Thitikul, who also finished runner-up to Yasuda in Japan, has already climbed to 27th in the world rankings since turning professional last year and has won two titles on the Ladies European Tour this season. She also enjoys a comfortable lead in the Race to Costa del Sol, the LET Order of Merit.
Philippines’ Yuka Saso and Thailand’s Patty Tavatanakit, who were tied second and tied 15th respectively in the inaugural WAAP in Singapore, became major winners this year. Tavatanakit won the ANA Inspiration in April and 19-year-old Saso was the US Women’s Open champion in June.
Their success can inspire the next wave of hugely talented players from throughout the Asia-Pacific region to follow in their footsteps and use WAAP as a launch pad for their own careers.
Among those who have already confirmed their participation are Youmin Hwang, South Korea’s Women’s Amateur Golf Champion, who is ranked sixth in the world, and the Chinese players Xiaowen Yin and Lei Ye, ranked ninth and 13th respectively.
“As a player, you always want to compete against the best fields in the world. Playing the Women’s Amateur Asia-Pacific in Abu Dhabi will be an exciting challenge for me. I am looking forward to testing my game on a formidable golf course like Abu Dhabi Golf Club and in foreign conditions,” said Hwang.
“The rewards of winning the championship are incredible. To be able to play two major championships and have a possibility of playing a round at Augusta National Golf Club, I know every player will try extra hard to finish on top of the leaderboard.”
China’s Yin has been in outstanding form ever since golf made a comeback in her country following the first COVID-19 lockdown last year.
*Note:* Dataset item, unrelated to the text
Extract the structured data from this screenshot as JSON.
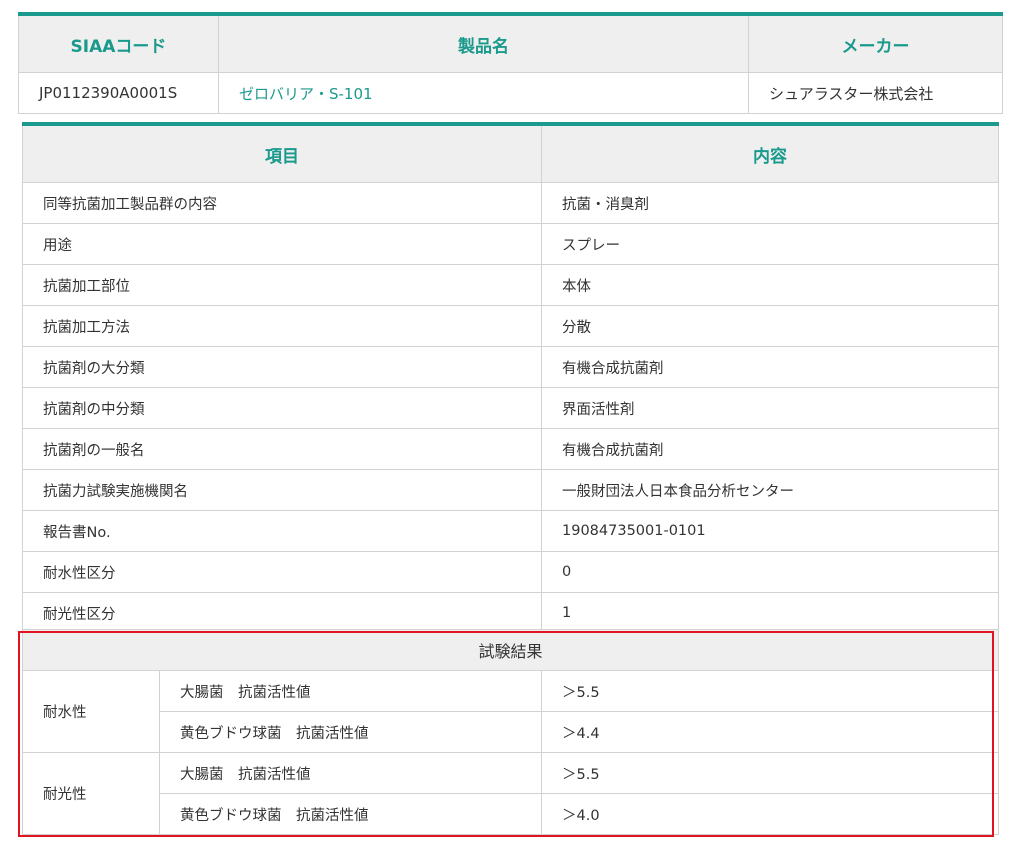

Since August 2020, she has played 13 events, won eight of them (including three professional titles on the China LPGA tour) and her worst finish has been a ninth place in a professional tournament on August 20 last year.
“I was fortunate to be part of the Women’s Amateur Asia-Pacific in 2019 and I did well to finish tied 12th in Japan,” said Yin. “However, I know I am much better all-round player now and it would be amazing if I can add to my victories in Abu Dhabi.”
The R&A is supported by championship event partners that share its commitment to developing golf in the Asia-Pacific. The Women’s Amateur Asia-Pacific championship is supported by Hana Financial Group, Nippon Kabaya Ohayo Holdings, Rolex, Samsung and Trust Golf.
More players competing in the WAAP will be announced shortly, including some local and regional participation.